▶ TRY IT
A faithful copy of the entries, without any pictures, is what is needed here.

▶ TASK INPUT
:::

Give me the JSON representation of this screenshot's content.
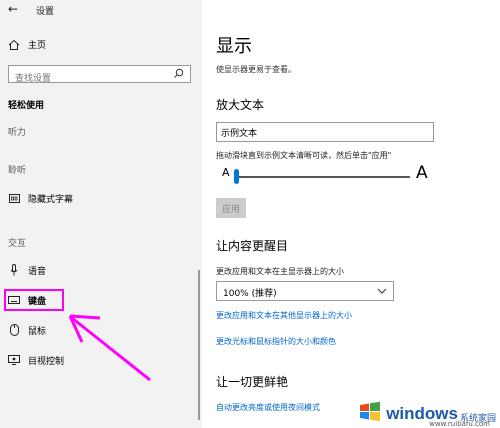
{
  "window": {
    "title": "设置",
    "back_icon": "arrow-left-icon",
    "controls": [
      "—",
      "☐",
      "✕"
    ]
  },
  "sidebar": {
    "home_label": "主页",
    "search_placeholder": "查找设置",
    "section_title": "轻松使用",
    "groups": {
      "vision": "听力",
      "hearing": "聆听",
      "interaction": "交互"
    },
    "items": [
      {
        "label": "隐藏式字幕",
        "icon": "closed-captions-icon"
      },
      {
        "label": "语音",
        "icon": "microphone-icon"
      },
      {
        "label": "键盘",
        "icon": "keyboard-icon",
        "highlighted": true
      },
      {
        "label": "鼠标",
        "icon": "mouse-icon"
      },
      {
        "label": "目视控制",
        "icon": "eye-control-icon"
      }
    ],
    "annotation_color": "#ff00ff"
  },
  "main": {
    "title": "显示",
    "description": "使显示器更易于查看。",
    "magnify_text": {
      "heading": "放大文本",
      "sample": "示例文本",
      "hint": "拖动滑块直到示例文本清晰可读，然后单击\"应用\"",
      "slider_min_label": "A",
      "slider_max_label": "A",
      "slider_value": 0,
      "apply": "应用"
    },
    "brighter": {
      "heading": "让内容更醒目",
      "size_label": "更改应用和文本在主显示器上的大小",
      "size_value": "100% (推荐)",
      "link1": "更改应用和文本在其他显示器上的大小",
      "link2": "更改光标和鼠标指针的大小和颜色"
    },
    "vivid": {
      "heading": "让一切更鲜艳",
      "link": "自动更改亮度或使用夜间模式"
    }
  },
  "watermark": {
    "brand": "windows",
    "brand_suffix": "系统家园",
    "url": "www.ruibafu.com"
  },
  "colors": {
    "accent": "#0078d7",
    "link": "#0066cc",
    "sidebar_bg": "#f2f2f2"
  }
}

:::

▶ OUTPUT OF THE TASK
Give me the JSON representation of this screenshot's content.
{
  "window": {
    "title": "设置",
    "back_icon": "arrow-left-icon",
    "controls": [
      "—",
      "☐",
      "✕"
    ]
  },
  "sidebar": {
    "home_label": "主页",
    "search_placeholder": "查找设置",
    "section_title": "轻松使用",
    "groups": {
      "vision": "听力",
      "hearing": "聆听",
      "interaction": "交互"
    },
    "items": [
      {
        "label": "隐藏式字幕",
        "icon": "closed-captions-icon"
      },
      {
        "label": "语音",
        "icon": "microphone-icon"
      },
      {
        "label": "键盘",
        "icon": "keyboard-icon",
        "highlighted": true
      },
      {
        "label": "鼠标",
        "icon": "mouse-icon"
      },
      {
        "label": "目视控制",
        "icon": "eye-control-icon"
      }
    ],
    "annotation_color": "#ff00ff"
  },
  "main": {
    "title": "显示",
    "description": "使显示器更易于查看。",
    "magnify_text": {
      "heading": "放大文本",
      "sample": "示例文本",
      "hint": "拖动滑块直到示例文本清晰可读，然后单击\"应用\"",
      "slider_min_label": "A",
      "slider_max_label": "A",
      "slider_value": 0,
      "apply": "应用"
    },
    "brighter": {
      "heading": "让内容更醒目",
      "size_label": "更改应用和文本在主显示器上的大小",
      "size_value": "100% (推荐)",
      "link1": "更改应用和文本在其他显示器上的大小",
      "link2": "更改光标和鼠标指针的大小和颜色"
    },
    "vivid": {
      "heading": "让一切更鲜艳",
      "link": "自动更改亮度或使用夜间模式"
    }
  },
  "watermark": {
    "brand": "windows",
    "brand_suffix": "系统家园",
    "url": "www.ruibafu.com"
  },
  "colors": {
    "accent": "#0078d7",
    "link": "#0066cc",
    "sidebar_bg": "#f2f2f2"
  }
}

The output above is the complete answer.